> [WHAT IS EXPECTED] Where does the string "this" occur in the records? Copy each line that holds it.
[[ INPUT DATA, beginning ]]
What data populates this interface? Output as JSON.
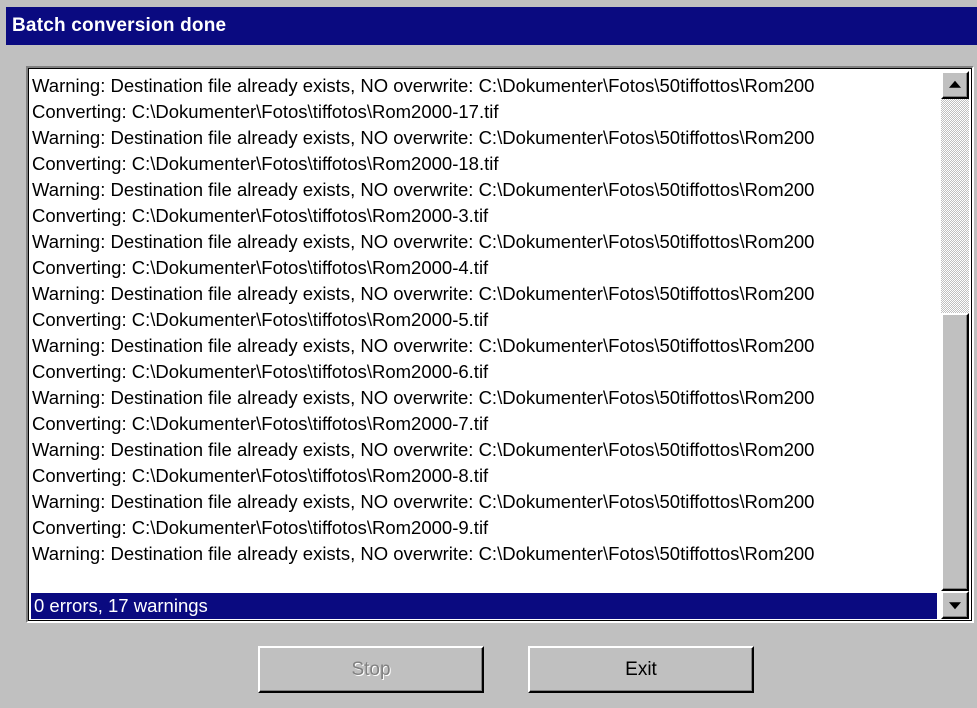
{
  "window": {
    "title": "Batch conversion done"
  },
  "log": {
    "lines": [
      "Warning: Destination file already exists, NO overwrite: C:\\Dokumenter\\Fotos\\50tiffottos\\Rom200",
      "Converting: C:\\Dokumenter\\Fotos\\tiffotos\\Rom2000-17.tif",
      "Warning: Destination file already exists, NO overwrite: C:\\Dokumenter\\Fotos\\50tiffottos\\Rom200",
      "Converting: C:\\Dokumenter\\Fotos\\tiffotos\\Rom2000-18.tif",
      "Warning: Destination file already exists, NO overwrite: C:\\Dokumenter\\Fotos\\50tiffottos\\Rom200",
      "Converting: C:\\Dokumenter\\Fotos\\tiffotos\\Rom2000-3.tif",
      "Warning: Destination file already exists, NO overwrite: C:\\Dokumenter\\Fotos\\50tiffottos\\Rom200",
      "Converting: C:\\Dokumenter\\Fotos\\tiffotos\\Rom2000-4.tif",
      "Warning: Destination file already exists, NO overwrite: C:\\Dokumenter\\Fotos\\50tiffottos\\Rom200",
      "Converting: C:\\Dokumenter\\Fotos\\tiffotos\\Rom2000-5.tif",
      "Warning: Destination file already exists, NO overwrite: C:\\Dokumenter\\Fotos\\50tiffottos\\Rom200",
      "Converting: C:\\Dokumenter\\Fotos\\tiffotos\\Rom2000-6.tif",
      "Warning: Destination file already exists, NO overwrite: C:\\Dokumenter\\Fotos\\50tiffottos\\Rom200",
      "Converting: C:\\Dokumenter\\Fotos\\tiffotos\\Rom2000-7.tif",
      "Warning: Destination file already exists, NO overwrite: C:\\Dokumenter\\Fotos\\50tiffottos\\Rom200",
      "Converting: C:\\Dokumenter\\Fotos\\tiffotos\\Rom2000-8.tif",
      "Warning: Destination file already exists, NO overwrite: C:\\Dokumenter\\Fotos\\50tiffottos\\Rom200",
      "Converting: C:\\Dokumenter\\Fotos\\tiffotos\\Rom2000-9.tif",
      "Warning: Destination file already exists, NO overwrite: C:\\Dokumenter\\Fotos\\50tiffottos\\Rom200",
      ""
    ],
    "selected_line": "0 errors, 17 warnings"
  },
  "scrollbar": {
    "up_icon": "scroll-up-arrow",
    "down_icon": "scroll-down-arrow"
  },
  "buttons": {
    "stop_label": "Stop",
    "exit_label": "Exit"
  },
  "colors": {
    "titlebar": "#0a0a80",
    "face": "#c0c0c0",
    "selection": "#0a0a80"
  }
}
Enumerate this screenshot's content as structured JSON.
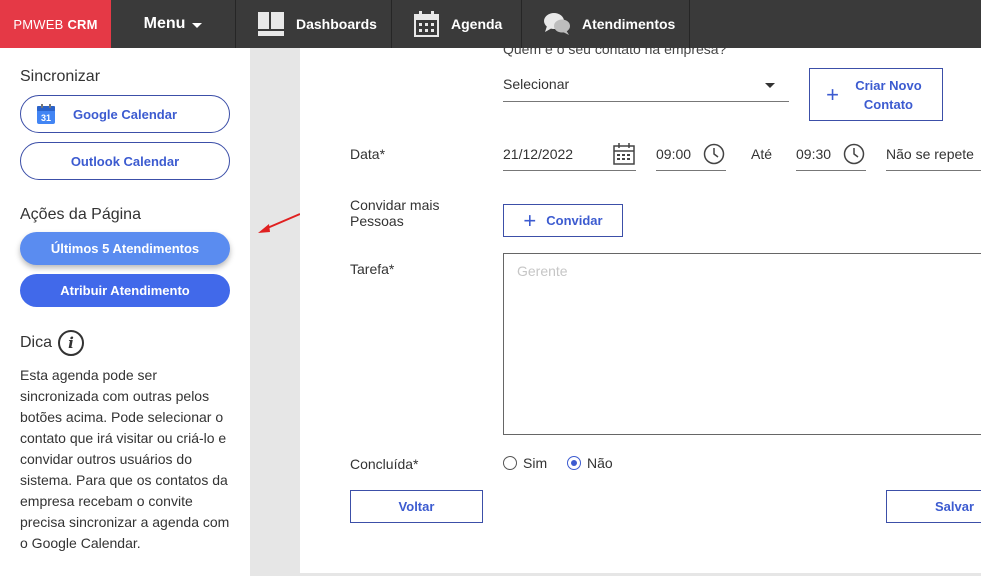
{
  "nav": {
    "brand_prefix": "PMWEB",
    "brand_bold": "CRM",
    "menu_label": "Menu",
    "items": [
      {
        "label": "Dashboards",
        "icon": "dashboard-icon"
      },
      {
        "label": "Agenda",
        "icon": "calendar-icon"
      },
      {
        "label": "Atendimentos",
        "icon": "chat-bubbles-icon"
      }
    ]
  },
  "sidebar": {
    "sync_heading": "Sincronizar",
    "google_calendar": "Google Calendar",
    "google_calendar_day": "31",
    "outlook_calendar": "Outlook Calendar",
    "actions_heading": "Ações da Página",
    "ultimos_atendimentos": "Últimos 5 Atendimentos",
    "atribuir_atendimento": "Atribuir Atendimento",
    "dica_heading": "Dica",
    "dica_icon_glyph": "i",
    "dica_text": "Esta agenda pode ser sincronizada com outras pelos botões acima. Pode selecionar o contato que irá visitar ou criá-lo e convidar outros usuários do sistema. Para que os contatos da empresa recebam o convite precisa sincronizar a agenda com o Google Calendar."
  },
  "form": {
    "contact_question": "Quem é o seu contato na empresa?",
    "contact_select": "Selecionar",
    "criar_novo_contato": "Criar Novo Contato",
    "data_label": "Data*",
    "date_value": "21/12/2022",
    "time_start": "09:00",
    "ate_label": "Até",
    "time_end": "09:30",
    "repeat_value": "Não se repete",
    "convidar_label": "Convidar mais Pessoas",
    "convidar_button": "Convidar",
    "tarefa_label": "Tarefa*",
    "tarefa_placeholder": "Gerente",
    "concluida_label": "Concluída*",
    "option_sim": "Sim",
    "option_nao": "Não",
    "selected_option": "Não",
    "voltar_button": "Voltar",
    "salvar_button": "Salvar"
  },
  "colors": {
    "brand_red": "#e53946",
    "nav_dark": "#3a3a3a",
    "accent_blue": "#3c5bd0",
    "button_blue": "#4169ea",
    "button_light_blue": "#5a8cf0",
    "annotation_red": "#e02020"
  }
}
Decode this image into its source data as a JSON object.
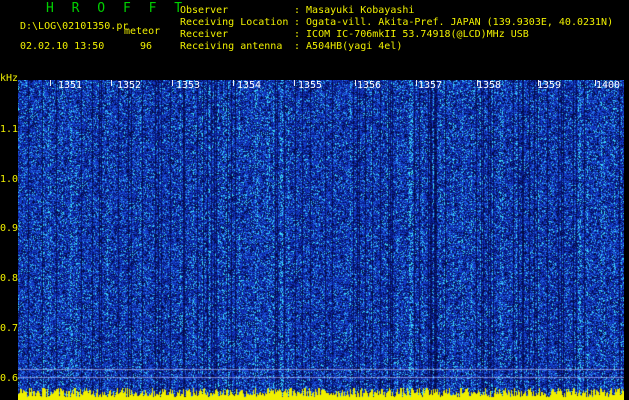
{
  "header": {
    "app_title": "H R O F F T",
    "file_path": "D:\\LOG\\02101350.pr",
    "mode": "meteor",
    "datetime": "02.02.10 13:50",
    "count": "96"
  },
  "info": {
    "labels": [
      "Observer",
      "Receiving Location",
      "Receiver",
      "Receiving antenna"
    ],
    "values": [
      ": Masayuki Kobayashi",
      ": Ogata-vill. Akita-Pref. JAPAN (139.9303E, 40.0231N)",
      ": ICOM IC-706mkII 53.74918(@LCD)MHz USB",
      ": A504HB(yagi 4el)"
    ]
  },
  "axis": {
    "unit": "kHz",
    "y_ticks": [
      "1.1",
      "1.0",
      "0.9",
      "0.8",
      "0.7",
      "0.6"
    ],
    "minutes": [
      "1351",
      "1352",
      "1353",
      "1354",
      "1355",
      "1356",
      "1357",
      "1358",
      "1359",
      "1400"
    ]
  },
  "colors": {
    "background": "#000000",
    "spectrum_low": "#0a1f8a",
    "spectrum_mid": "#1e4fe0",
    "spectrum_high": "#30d0ff",
    "baseline": "#f0f000",
    "text": "#f0f000",
    "title": "#00d000"
  }
}
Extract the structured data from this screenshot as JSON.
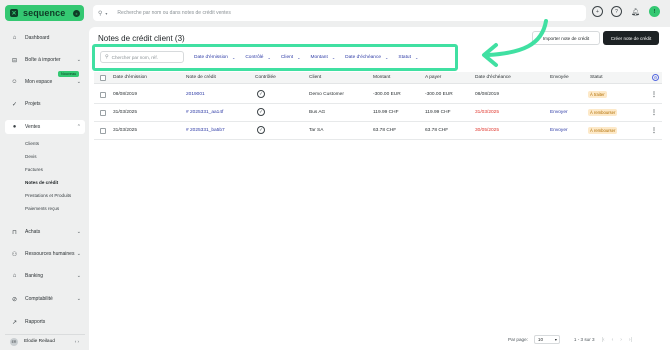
{
  "app": {
    "brand": "sequence",
    "brand_badge": "±",
    "search_placeholder": "Recherche par nom ou dans notes de crédit ventes"
  },
  "sidebar": {
    "items": [
      {
        "label": "Dashboard",
        "icon": "home-icon"
      },
      {
        "label": "Boîte à importer",
        "icon": "inbox-icon",
        "badge": "Nouveau"
      },
      {
        "label": "Mon espace",
        "icon": "person-icon"
      },
      {
        "label": "Projets",
        "icon": "check-icon"
      },
      {
        "label": "Ventes",
        "icon": "sales-icon"
      },
      {
        "label": "Achats",
        "icon": "bag-icon"
      },
      {
        "label": "Ressources humaines",
        "icon": "people-icon"
      },
      {
        "label": "Banking",
        "icon": "bank-icon"
      },
      {
        "label": "Comptabilité",
        "icon": "ledger-icon"
      },
      {
        "label": "Rapports",
        "icon": "chart-icon"
      }
    ],
    "sub_items": [
      "Clients",
      "Devis",
      "Factures",
      "Notes de crédit",
      "Prestations et Produits",
      "Paiements reçus"
    ],
    "user": {
      "initials": "ER",
      "name": "Elodie Reilaud"
    }
  },
  "main": {
    "title": "Notes de crédit client (3)",
    "import_button": "Importer note de crédit",
    "create_button": "Créer note de crédit",
    "filter_search_placeholder": "Chercher par nom, réf.",
    "filters": [
      "Date d'émission",
      "Contrôlé",
      "Client",
      "Montant",
      "Date d'échéance",
      "Statut"
    ],
    "columns": [
      "Date d'émission",
      "Note de crédit",
      "Contrôlée",
      "Client",
      "Montant",
      "A payer",
      "Date d'échéance",
      "Envoyée",
      "Statut"
    ],
    "rows": [
      {
        "date": "08/08/2019",
        "note": "2019001",
        "client": "Demo Customer",
        "amount": "-300.00 EUR",
        "topay": "-300.00 EUR",
        "due": "08/08/2019",
        "due_red": false,
        "sent": "",
        "status": "À traiter"
      },
      {
        "date": "31/03/2025",
        "note": "# 2025331_aa14f",
        "client": "Bus AG",
        "amount": "119.99 CHF",
        "topay": "119.99 CHF",
        "due": "31/03/2025",
        "due_red": true,
        "sent": "Envoyer",
        "status": "À rembourser"
      },
      {
        "date": "31/03/2025",
        "note": "# 2025331_ba5b7",
        "client": "Tar SA",
        "amount": "63.78 CHF",
        "topay": "63.78 CHF",
        "due": "30/05/2025",
        "due_red": true,
        "sent": "Envoyer",
        "status": "À rembourser"
      }
    ],
    "pager": {
      "label": "Par page:",
      "per_page": "10",
      "range": "1 - 3 sur 3"
    }
  },
  "colors": {
    "brand": "#34c872",
    "highlight": "#40e0a2",
    "link": "#2e3ba6",
    "danger": "#e0342b"
  }
}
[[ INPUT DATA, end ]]
> [TASK RESULT]
What data populates this interface? Output as JSON.
Enumerate this screenshot's content as structured JSON.
Decode this image into its source data as a JSON object.
Extract the structured data from this screenshot as JSON.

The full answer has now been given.